Politico: How Trump favored Texas over Puerto Rico
March 27, 2018
Key Point: “A POLITICO review of public documents, newly obtained FEMA records and interviews with more than 50 people involved with disaster response indicates that the Trump administration — and the president himself — responded far more aggressively to Texas than to Puerto Rico.”
A POLITICO investigation shows a persistent double standard in the president’s handling of relief efforts for Hurricane Harvey and Hurricane Maria.
By Danny Vinik
March 27, 2018
SAN JUAN, Puerto Rico — As Hurricane Maria unleashed its fury on Puerto Rico in mid-September, knocking out the island’s electrical system and damaging hundreds of thousands of homes, disaster recovery experts expected that only one man could handle the enormity of the task ahead: Mike Byrne.
But Byrne, a widely acknowledged star of the Federal Emergency Management Agency, remained in Houston, which had been ravaged by Hurricane Harvey less than a month earlier.
Today, disaster recovery experts still express shock that FEMA kept Byrne in an already-stabilizing Texas and didn’t send him to Puerto Rico for three more weeks.

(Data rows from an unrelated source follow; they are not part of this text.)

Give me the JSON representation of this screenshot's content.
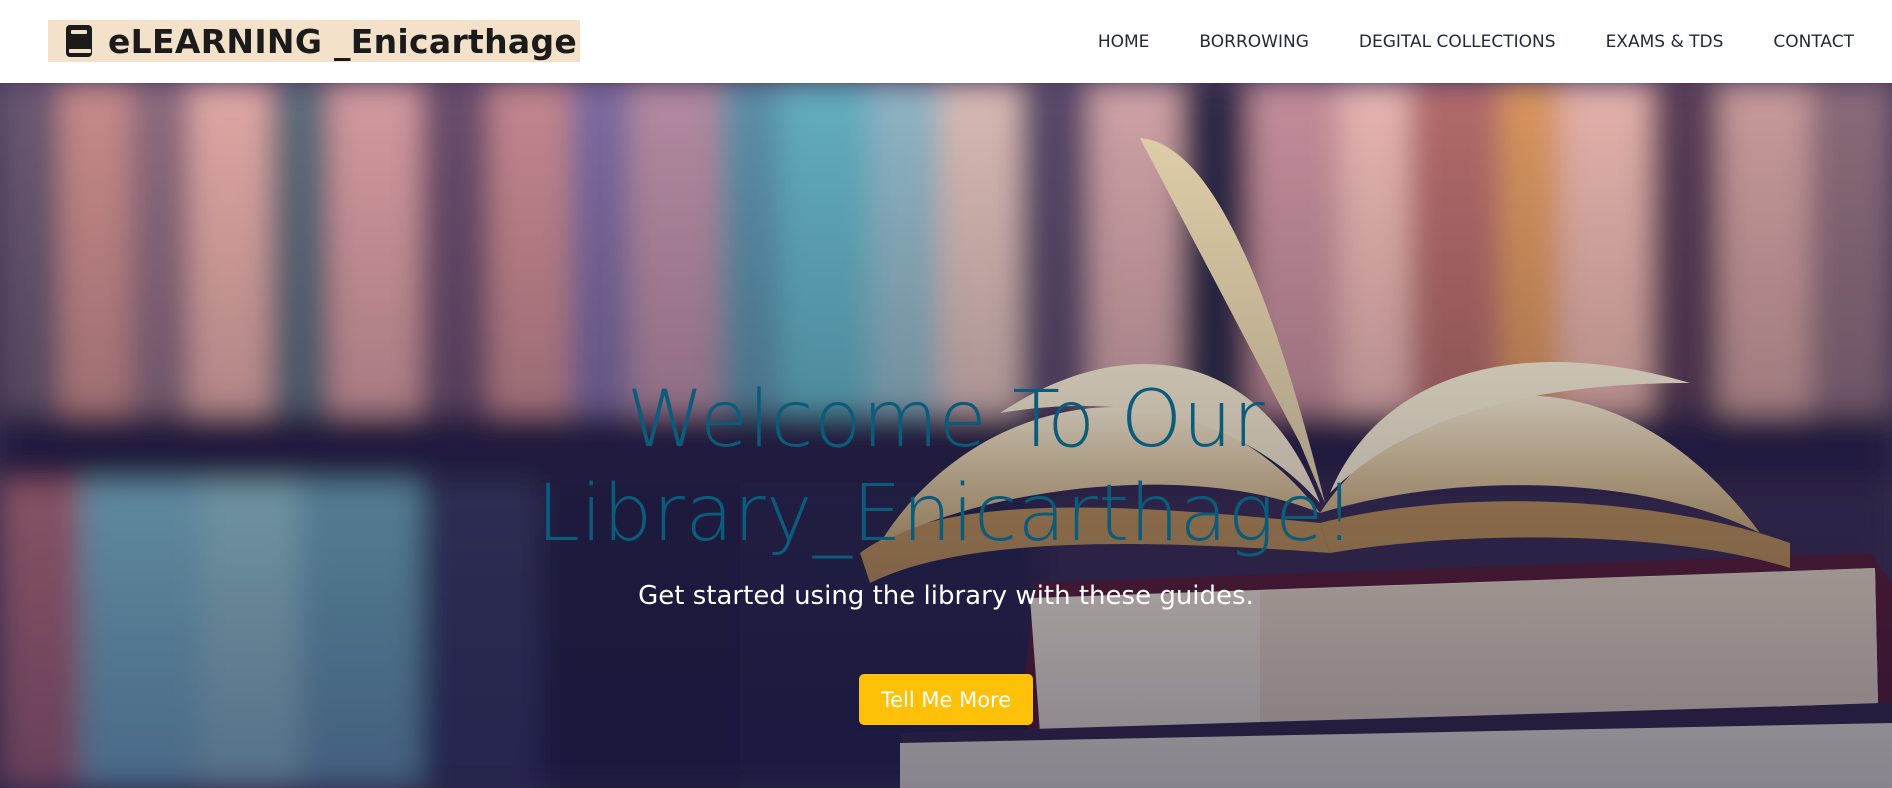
{
  "brand": {
    "title": "eLEARNING _Enicarthage",
    "icon": "book-icon"
  },
  "nav": {
    "items": [
      "HOME",
      "BORROWING",
      "DEGITAL COLLECTIONS",
      "EXAMS & TDS",
      "CONTACT"
    ]
  },
  "hero": {
    "title_line1": "Welcome To Our",
    "title_line2": "Library_Enicarthage!",
    "subtitle": "Get started using the library with these guides.",
    "cta_label": "Tell Me More",
    "background": "blurred-bookshelf-with-open-book-photo"
  },
  "colors": {
    "brand_bg": "#f3e1c9",
    "title": "#0b5b7a",
    "cta": "#ffc107",
    "nav_text": "#222a3a"
  }
}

But now, the decision strikes many as emblematic of a double standard within the Trump administration. A POLITICO review of public documents, newly obtained FEMA records and interviews with more than 50 people involved with disaster response indicates that the Trump administration — and the president himself — responded far more aggressively to Texas than to Puerto Rico.
“We have the U.S. Army and Marine Corps. We go anywhere, anytime we want in the world,” bemoaned retired Army Lt. Gen. Russel Honoré, who led the military’s relief efforts after Hurricane Katrina. “And [in Puerto Rico] we didn’t use those assets the way they should have been used.”
No two hurricanes are alike, and Harvey and Maria were vastly different storms that struck areas with vastly different financial, geographic and political situations. But a comparison of government statistics relating to the two recovery efforts strongly supports the views of disaster-recovery experts that FEMA and the Trump administration exerted a faster, and initially greater, effort in Texas, even though the damage in Puerto Rico exceeded that in Houston.
Within six days of Hurricane Harvey, U.S. Northern Command had deployed 73 helicopters over Houston, which are critical for saving victims and delivering emergency supplies. It took at least three weeks after Maria before it had more than 70 helicopters flying above Puerto Rico.
Nine days after the respective hurricanes, FEMA had approved $141.8 million in individual assistance to Harvey victims, versus just $6.2 million for Maria victims.
During the first nine days after Harvey, FEMA provided 5.1 million meals, 4.5 million liters of water and over 20,000 tarps to Houston; but in the same period, it delivered just 1.6 million meals, 2.8 million liters of water and roughly 5,000 tarps to Puerto Rico.
Seventy-eight days after each hurricane, FEMA had approved 39 percent of federal applications for relief from victims of Harvey, versus 28 percent for Maria.
Those imbalances track with another one: the attention of President Donald Trump. In public, Trump appeared much more concerned with the victims of Harvey than Maria. He visited Houston twice during the first eight days after the hurricane, but didn’t visit Puerto Rico for 13 days. In the first week after the disasters, Trump sent three times as many tweets about Harvey as Maria — 24 about the plight of Texas and eight about Puerto Rico, including a series of comments about Puerto Rico’s debt level and quality of infrastructure that local officials considered insulting and enraging while lives were still in jeopardy.